RECORDS TO USE -

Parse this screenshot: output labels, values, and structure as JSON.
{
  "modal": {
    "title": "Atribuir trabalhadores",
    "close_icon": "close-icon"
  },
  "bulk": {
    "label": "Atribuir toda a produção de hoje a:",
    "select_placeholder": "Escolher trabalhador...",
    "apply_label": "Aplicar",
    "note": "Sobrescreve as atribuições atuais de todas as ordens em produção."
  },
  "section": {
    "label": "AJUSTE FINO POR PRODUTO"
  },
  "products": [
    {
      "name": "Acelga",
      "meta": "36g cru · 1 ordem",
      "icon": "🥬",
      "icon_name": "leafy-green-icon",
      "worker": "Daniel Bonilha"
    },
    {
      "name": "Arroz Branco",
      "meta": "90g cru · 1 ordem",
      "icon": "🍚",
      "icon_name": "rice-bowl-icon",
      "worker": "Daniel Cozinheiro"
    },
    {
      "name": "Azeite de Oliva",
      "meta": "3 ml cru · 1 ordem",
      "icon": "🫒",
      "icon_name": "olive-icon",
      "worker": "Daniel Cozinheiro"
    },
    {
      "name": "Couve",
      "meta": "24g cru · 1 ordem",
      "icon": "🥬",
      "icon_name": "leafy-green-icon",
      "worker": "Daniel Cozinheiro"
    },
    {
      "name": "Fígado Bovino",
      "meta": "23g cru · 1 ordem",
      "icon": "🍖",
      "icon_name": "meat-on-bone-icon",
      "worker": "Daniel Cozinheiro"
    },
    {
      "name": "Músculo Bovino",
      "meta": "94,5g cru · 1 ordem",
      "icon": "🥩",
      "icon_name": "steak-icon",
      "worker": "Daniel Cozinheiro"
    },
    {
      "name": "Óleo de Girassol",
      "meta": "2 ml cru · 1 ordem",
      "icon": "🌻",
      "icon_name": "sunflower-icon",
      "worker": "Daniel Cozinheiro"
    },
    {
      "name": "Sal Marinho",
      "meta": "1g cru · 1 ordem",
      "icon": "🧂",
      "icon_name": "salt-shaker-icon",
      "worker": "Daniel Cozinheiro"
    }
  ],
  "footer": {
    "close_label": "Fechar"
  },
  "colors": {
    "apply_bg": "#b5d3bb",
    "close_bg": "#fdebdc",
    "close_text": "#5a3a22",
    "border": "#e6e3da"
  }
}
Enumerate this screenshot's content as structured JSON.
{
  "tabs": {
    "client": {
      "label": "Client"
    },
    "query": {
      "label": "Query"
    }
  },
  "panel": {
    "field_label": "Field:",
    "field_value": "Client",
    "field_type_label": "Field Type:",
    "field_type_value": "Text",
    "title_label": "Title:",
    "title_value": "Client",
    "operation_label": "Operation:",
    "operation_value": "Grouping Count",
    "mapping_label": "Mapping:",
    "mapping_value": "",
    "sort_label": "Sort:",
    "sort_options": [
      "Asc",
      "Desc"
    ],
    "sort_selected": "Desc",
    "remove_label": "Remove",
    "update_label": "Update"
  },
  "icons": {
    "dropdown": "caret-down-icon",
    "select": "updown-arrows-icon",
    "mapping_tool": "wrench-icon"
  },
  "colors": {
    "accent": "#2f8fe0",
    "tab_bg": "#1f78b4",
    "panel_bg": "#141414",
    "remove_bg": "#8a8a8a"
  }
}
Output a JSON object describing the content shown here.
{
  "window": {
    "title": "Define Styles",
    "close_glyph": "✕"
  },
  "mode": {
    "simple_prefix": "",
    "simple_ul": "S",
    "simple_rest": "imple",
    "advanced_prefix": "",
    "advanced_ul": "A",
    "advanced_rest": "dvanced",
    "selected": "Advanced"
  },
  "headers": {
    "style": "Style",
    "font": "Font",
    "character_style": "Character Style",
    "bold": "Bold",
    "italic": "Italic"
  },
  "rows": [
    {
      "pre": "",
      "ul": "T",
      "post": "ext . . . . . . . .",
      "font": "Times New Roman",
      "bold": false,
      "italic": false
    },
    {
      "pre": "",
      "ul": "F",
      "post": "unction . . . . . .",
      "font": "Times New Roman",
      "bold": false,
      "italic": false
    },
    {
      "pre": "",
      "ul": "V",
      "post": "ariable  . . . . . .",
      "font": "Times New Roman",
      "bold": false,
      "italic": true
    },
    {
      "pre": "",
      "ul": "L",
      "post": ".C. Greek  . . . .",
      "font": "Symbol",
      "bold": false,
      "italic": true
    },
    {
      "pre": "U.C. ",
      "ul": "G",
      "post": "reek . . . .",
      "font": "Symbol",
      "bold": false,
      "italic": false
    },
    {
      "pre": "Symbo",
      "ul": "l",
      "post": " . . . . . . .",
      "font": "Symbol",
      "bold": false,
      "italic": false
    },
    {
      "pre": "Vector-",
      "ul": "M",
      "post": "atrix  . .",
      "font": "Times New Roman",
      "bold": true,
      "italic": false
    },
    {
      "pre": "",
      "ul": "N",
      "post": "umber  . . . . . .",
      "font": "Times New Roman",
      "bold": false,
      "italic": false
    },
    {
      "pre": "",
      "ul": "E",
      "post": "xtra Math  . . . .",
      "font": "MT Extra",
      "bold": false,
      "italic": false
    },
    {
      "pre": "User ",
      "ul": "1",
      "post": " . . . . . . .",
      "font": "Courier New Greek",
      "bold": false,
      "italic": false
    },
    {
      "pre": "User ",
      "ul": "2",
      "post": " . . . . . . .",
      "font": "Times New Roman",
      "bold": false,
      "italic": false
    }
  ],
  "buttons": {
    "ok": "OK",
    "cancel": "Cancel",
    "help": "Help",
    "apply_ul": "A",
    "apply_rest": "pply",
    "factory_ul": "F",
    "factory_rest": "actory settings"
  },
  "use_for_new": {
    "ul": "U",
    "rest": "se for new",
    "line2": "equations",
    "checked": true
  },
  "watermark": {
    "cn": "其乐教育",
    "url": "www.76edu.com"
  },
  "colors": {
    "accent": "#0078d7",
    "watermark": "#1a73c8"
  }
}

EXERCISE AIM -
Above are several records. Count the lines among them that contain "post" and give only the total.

ANSWER SPACE -
11